Extract is applied to rinse in the treatment of stomatitis, gingivitis, tonsillitis, laryngitis, and in the form of lotions and poultices for inflamed hemorrhoids, swelling, ulcers, rheumatism, gout, diseases of the female reproductive organs, and to wipe the face with oily skin.
Infusion of lime flowers is used to make baths in the treatment of nervous diseases.
A coal, which is produced from dried wood or dried lime twigs has a special role in the scientific and traditional medicine. It has a remarkable ability to bind harmful substances in quantities exceeding its own volume up to 90 times.

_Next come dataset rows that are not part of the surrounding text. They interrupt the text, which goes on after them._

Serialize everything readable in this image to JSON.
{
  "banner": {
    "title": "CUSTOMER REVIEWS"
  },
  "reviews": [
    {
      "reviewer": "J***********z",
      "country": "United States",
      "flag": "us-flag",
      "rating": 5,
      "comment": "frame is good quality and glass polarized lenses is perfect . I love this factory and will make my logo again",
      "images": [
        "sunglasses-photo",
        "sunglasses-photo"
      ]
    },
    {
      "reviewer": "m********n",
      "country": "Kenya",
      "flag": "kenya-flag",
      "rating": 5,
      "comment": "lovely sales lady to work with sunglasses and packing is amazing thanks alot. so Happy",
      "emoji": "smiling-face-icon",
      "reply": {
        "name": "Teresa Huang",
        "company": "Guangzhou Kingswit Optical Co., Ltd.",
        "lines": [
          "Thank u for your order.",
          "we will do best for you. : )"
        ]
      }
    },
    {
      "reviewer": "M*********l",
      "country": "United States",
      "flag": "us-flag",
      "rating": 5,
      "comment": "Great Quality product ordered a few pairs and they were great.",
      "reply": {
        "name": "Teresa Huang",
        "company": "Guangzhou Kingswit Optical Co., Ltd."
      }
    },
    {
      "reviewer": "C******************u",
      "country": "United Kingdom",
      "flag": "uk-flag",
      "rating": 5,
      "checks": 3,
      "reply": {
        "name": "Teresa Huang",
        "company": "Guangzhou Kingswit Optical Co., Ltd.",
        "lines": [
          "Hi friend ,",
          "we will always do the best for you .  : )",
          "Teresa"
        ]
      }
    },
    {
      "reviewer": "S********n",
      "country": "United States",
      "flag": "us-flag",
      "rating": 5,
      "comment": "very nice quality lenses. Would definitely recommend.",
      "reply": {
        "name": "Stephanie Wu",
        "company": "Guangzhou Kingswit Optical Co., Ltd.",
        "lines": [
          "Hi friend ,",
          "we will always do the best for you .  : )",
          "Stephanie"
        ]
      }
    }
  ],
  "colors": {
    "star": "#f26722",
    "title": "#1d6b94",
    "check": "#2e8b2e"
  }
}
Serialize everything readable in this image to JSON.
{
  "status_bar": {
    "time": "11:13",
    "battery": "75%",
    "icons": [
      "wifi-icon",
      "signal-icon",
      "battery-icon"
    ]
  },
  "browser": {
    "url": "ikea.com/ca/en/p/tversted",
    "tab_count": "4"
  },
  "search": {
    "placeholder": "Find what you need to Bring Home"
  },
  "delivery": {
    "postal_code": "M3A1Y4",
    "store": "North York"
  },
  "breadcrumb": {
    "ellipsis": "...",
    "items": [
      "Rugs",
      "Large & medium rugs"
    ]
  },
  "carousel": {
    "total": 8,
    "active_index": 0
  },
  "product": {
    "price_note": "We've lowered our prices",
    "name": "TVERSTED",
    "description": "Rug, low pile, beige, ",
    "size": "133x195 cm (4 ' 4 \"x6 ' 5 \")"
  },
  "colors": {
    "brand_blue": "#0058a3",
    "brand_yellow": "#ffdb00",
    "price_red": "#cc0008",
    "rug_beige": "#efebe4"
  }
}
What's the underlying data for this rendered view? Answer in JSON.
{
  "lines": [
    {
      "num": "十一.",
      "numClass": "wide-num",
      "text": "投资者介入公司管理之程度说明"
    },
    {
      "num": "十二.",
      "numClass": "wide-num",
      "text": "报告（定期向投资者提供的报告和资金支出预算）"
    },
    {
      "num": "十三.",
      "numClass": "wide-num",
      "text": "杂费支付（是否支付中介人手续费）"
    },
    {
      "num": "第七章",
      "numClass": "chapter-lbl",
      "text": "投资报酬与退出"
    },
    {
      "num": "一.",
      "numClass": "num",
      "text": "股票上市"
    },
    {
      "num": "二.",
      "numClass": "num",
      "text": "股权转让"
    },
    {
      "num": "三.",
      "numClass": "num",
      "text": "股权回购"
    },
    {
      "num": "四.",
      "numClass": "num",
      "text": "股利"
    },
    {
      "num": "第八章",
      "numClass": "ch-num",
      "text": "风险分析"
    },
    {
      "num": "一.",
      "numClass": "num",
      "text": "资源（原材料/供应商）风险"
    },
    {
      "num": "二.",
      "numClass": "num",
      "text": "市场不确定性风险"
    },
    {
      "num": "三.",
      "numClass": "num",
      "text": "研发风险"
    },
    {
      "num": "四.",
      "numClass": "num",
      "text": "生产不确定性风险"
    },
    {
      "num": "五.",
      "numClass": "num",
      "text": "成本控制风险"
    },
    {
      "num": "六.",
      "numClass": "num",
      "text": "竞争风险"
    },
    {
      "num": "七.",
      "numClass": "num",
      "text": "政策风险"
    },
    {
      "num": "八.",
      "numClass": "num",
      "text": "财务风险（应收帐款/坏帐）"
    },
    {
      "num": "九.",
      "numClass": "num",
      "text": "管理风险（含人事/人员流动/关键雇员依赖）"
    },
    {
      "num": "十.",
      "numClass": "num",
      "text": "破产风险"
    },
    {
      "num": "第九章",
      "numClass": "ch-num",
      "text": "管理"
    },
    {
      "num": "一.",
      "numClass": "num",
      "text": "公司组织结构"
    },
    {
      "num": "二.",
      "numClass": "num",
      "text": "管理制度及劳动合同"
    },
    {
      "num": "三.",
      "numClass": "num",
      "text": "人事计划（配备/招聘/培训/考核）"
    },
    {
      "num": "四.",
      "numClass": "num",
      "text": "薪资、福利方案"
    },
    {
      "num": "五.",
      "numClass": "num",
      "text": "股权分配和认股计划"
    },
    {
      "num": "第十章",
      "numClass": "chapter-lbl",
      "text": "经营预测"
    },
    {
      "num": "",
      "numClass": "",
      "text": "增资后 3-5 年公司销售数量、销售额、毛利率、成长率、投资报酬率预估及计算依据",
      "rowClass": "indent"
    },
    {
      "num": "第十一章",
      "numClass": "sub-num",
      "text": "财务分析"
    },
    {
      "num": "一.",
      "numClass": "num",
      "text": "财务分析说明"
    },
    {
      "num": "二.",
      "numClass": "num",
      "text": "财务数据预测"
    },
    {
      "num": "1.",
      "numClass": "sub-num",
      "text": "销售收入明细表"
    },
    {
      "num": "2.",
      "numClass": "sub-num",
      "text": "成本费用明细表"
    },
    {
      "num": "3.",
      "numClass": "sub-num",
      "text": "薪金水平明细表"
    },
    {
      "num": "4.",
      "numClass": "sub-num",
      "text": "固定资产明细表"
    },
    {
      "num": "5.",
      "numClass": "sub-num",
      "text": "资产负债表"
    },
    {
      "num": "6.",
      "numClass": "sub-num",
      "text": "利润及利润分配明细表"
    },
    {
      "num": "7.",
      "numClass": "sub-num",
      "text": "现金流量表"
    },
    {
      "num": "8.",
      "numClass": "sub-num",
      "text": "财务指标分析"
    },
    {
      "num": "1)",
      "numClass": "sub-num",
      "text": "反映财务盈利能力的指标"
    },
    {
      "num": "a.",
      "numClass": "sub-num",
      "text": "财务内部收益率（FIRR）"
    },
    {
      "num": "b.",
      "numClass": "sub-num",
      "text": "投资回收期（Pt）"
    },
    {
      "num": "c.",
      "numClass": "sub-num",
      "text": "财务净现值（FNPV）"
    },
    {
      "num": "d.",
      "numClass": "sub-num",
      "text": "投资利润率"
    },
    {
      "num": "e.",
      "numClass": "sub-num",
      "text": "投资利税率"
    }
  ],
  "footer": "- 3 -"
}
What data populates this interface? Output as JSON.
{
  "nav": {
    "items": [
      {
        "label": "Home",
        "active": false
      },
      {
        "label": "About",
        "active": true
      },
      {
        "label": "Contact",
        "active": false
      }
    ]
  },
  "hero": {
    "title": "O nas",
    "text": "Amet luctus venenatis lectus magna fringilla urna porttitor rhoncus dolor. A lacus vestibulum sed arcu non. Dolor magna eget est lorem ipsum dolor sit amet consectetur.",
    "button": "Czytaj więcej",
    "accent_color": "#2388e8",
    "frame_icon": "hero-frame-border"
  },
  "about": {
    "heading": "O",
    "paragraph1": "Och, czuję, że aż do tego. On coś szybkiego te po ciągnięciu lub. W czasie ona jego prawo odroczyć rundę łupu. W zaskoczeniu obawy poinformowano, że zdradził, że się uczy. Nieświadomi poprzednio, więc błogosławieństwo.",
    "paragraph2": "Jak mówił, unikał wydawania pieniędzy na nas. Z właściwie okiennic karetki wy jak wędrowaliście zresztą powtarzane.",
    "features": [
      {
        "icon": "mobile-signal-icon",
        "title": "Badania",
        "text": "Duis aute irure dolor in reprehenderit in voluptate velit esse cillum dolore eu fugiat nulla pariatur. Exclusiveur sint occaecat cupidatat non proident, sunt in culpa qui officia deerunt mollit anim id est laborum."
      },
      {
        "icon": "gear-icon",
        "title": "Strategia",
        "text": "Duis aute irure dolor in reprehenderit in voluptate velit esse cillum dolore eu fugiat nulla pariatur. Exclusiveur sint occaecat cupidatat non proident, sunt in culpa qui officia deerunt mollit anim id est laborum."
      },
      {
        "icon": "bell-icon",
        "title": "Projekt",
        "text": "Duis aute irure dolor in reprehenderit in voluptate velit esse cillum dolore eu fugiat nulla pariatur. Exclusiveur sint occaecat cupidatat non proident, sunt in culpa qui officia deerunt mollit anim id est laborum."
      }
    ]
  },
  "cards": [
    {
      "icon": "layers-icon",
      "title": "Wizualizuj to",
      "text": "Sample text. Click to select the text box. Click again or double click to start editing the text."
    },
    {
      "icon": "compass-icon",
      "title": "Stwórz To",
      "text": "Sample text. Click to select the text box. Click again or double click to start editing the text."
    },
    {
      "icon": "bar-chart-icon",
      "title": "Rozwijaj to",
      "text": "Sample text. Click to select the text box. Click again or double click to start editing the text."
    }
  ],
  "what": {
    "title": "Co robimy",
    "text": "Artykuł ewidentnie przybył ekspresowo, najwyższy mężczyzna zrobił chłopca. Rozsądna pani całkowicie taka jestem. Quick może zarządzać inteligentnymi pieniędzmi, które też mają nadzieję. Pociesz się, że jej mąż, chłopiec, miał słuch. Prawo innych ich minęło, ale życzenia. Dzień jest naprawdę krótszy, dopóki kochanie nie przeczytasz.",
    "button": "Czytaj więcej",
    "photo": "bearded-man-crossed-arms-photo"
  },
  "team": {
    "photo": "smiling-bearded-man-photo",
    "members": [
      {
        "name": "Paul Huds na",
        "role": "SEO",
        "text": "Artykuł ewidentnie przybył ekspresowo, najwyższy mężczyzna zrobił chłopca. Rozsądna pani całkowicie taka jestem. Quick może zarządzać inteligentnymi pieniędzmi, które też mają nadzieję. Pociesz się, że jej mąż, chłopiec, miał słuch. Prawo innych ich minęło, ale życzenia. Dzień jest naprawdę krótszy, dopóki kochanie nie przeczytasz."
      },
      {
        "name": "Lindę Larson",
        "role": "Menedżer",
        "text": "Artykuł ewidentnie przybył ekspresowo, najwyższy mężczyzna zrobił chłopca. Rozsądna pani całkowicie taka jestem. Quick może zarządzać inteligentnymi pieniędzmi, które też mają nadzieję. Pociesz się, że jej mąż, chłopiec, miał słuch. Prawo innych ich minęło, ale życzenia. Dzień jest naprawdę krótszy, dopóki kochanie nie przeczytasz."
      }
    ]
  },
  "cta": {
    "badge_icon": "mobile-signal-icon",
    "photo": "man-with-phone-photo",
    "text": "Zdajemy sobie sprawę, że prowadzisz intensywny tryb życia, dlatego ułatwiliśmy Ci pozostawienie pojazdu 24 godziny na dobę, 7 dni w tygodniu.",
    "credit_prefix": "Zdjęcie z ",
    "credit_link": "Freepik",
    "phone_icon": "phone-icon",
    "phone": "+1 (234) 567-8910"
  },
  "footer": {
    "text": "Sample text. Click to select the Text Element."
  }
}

Modern scientific medicine uses the coal to adsorb toxins in case of poisoning. Pulverized coal cures food poisoning, tuberculosis, diarrhea, diseases of the stomach and intestines, it used as an external agent in the treatment of open bleeding wounds.
Lime tar is also used. Tar treats eczema, you can oil the affected places. If you cough, put to the back between the shoulder blades palm-sized cloth, heavily greased with tar, which is changed every 2-3 days.
Pulverized into powder and soaked in vinegar fruits are used in the treatment of bleeding wounds, nose, mouth, etc. Comminuted lime buds or leaves are used as a softening agent for abscesses. Lime leaves can be applied to boils. Our ancestors used lime leaves externally for headache as a compress on the head, and flowers – as an emollient poultice.
Lime bark is used to increase bile production. It is usually harvested in the winter. The bark is dried, pulverized and taken as powder or brewed as a tea. Boiled young lime bark, which gives a lot of mucus, is used to treat burns, gout, hemorrhoids.
Chopped fresh lime buds and leaves are anti-inflammatory, analgesic and emollient and are used in the treatment of burns, inflammation of the mammary glands and other inflammations. Cambium (the layer between the phloem and wood) is used in the treatment of burns as a powder.